● What you have to do:
Report the count of lines with "Classificar" in the data below, and no other words.

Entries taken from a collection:

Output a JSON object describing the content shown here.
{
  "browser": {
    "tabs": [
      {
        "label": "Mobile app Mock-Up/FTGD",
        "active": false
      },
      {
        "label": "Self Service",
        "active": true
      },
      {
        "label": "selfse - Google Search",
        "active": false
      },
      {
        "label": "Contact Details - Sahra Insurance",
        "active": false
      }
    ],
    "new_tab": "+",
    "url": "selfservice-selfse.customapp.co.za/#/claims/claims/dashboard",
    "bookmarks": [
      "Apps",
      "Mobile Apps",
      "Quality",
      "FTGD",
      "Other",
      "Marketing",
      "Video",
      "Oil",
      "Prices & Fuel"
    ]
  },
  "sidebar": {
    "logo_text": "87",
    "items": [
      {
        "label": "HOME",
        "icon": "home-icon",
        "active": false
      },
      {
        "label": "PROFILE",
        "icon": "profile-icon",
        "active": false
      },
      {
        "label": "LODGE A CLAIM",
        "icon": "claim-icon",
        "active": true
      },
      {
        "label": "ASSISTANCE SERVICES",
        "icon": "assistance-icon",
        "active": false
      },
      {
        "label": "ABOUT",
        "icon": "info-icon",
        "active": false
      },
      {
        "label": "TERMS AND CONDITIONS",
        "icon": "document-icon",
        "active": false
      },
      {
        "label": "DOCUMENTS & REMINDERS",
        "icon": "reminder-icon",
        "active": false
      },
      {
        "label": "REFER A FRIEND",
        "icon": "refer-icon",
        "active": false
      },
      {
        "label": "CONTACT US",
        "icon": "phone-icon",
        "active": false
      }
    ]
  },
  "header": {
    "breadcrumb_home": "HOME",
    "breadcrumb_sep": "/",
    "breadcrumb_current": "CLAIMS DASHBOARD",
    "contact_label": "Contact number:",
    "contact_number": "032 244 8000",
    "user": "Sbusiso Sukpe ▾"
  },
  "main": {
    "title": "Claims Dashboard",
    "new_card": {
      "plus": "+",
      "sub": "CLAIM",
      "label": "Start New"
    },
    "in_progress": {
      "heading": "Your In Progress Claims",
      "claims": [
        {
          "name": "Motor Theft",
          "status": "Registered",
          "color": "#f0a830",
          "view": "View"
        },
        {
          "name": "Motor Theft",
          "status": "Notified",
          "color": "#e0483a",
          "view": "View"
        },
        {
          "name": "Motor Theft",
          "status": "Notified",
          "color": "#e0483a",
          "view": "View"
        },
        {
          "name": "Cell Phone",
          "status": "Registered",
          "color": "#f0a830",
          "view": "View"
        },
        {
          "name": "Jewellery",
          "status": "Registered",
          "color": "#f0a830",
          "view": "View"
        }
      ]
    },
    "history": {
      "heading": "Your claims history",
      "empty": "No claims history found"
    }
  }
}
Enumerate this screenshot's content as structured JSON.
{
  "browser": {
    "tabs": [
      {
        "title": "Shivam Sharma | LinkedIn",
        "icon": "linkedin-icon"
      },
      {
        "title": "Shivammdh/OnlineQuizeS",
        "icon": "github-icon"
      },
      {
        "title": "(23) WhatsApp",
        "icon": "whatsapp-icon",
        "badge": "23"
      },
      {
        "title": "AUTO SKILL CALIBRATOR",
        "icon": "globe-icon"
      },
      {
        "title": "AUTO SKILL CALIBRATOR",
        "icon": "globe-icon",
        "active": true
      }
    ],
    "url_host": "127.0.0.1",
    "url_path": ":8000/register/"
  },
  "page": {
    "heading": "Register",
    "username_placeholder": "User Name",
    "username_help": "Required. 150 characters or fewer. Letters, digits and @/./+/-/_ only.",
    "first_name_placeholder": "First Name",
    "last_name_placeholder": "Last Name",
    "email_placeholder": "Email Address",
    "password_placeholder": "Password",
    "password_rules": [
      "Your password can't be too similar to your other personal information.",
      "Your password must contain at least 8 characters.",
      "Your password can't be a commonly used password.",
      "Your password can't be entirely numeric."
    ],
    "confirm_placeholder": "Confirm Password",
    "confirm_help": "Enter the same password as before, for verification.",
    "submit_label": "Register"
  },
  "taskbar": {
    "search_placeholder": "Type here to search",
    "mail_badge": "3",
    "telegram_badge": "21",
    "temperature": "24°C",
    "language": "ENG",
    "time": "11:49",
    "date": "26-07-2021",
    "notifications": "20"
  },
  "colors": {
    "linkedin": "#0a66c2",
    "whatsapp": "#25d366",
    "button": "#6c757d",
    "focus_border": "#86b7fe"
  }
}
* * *
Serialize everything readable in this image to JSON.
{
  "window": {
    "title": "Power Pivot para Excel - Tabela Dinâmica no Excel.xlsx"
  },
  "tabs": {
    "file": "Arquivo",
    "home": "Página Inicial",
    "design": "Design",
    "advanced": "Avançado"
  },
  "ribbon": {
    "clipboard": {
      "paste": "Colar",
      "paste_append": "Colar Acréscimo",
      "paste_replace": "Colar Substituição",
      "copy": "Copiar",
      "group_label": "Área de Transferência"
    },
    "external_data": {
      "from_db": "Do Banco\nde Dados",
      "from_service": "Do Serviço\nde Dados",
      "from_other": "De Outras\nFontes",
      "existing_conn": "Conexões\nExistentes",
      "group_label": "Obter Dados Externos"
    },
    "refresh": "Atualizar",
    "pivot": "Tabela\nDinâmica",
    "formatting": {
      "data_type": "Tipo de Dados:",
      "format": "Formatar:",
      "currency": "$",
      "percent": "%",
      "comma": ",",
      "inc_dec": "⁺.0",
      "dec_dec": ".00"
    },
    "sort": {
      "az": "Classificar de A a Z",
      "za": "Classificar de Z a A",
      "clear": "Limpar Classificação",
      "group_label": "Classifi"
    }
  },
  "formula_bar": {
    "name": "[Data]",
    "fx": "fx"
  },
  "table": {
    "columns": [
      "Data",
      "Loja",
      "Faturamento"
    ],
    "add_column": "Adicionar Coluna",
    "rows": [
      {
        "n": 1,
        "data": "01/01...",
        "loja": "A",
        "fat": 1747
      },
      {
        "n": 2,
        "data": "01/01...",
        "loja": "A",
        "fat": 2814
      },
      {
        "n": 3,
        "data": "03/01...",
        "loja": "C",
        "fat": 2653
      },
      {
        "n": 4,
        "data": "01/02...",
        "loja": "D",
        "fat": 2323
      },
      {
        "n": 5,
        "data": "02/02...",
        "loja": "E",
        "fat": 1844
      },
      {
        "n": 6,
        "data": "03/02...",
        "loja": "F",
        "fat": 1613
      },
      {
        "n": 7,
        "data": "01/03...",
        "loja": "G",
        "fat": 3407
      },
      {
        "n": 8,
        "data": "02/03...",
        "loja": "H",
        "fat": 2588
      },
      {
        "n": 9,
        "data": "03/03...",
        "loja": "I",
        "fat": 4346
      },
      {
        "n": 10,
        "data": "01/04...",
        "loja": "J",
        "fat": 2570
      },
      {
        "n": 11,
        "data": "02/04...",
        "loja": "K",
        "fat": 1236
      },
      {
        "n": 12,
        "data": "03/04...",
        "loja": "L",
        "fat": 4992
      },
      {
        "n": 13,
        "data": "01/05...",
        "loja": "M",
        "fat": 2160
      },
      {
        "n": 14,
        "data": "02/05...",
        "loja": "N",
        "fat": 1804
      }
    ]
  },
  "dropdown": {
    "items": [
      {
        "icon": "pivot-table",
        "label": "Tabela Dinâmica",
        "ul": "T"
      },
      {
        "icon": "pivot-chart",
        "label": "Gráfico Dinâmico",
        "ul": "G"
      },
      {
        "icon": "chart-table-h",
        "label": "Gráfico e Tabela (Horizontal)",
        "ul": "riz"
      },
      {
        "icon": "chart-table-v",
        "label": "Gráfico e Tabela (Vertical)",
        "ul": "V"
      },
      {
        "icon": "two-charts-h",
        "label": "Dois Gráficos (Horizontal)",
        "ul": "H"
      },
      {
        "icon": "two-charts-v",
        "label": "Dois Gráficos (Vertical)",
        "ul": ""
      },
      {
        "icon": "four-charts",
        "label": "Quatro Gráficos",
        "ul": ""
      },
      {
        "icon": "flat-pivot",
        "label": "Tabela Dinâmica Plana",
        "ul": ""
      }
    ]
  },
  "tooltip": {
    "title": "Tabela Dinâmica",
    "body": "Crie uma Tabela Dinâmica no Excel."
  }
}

● Response area:
2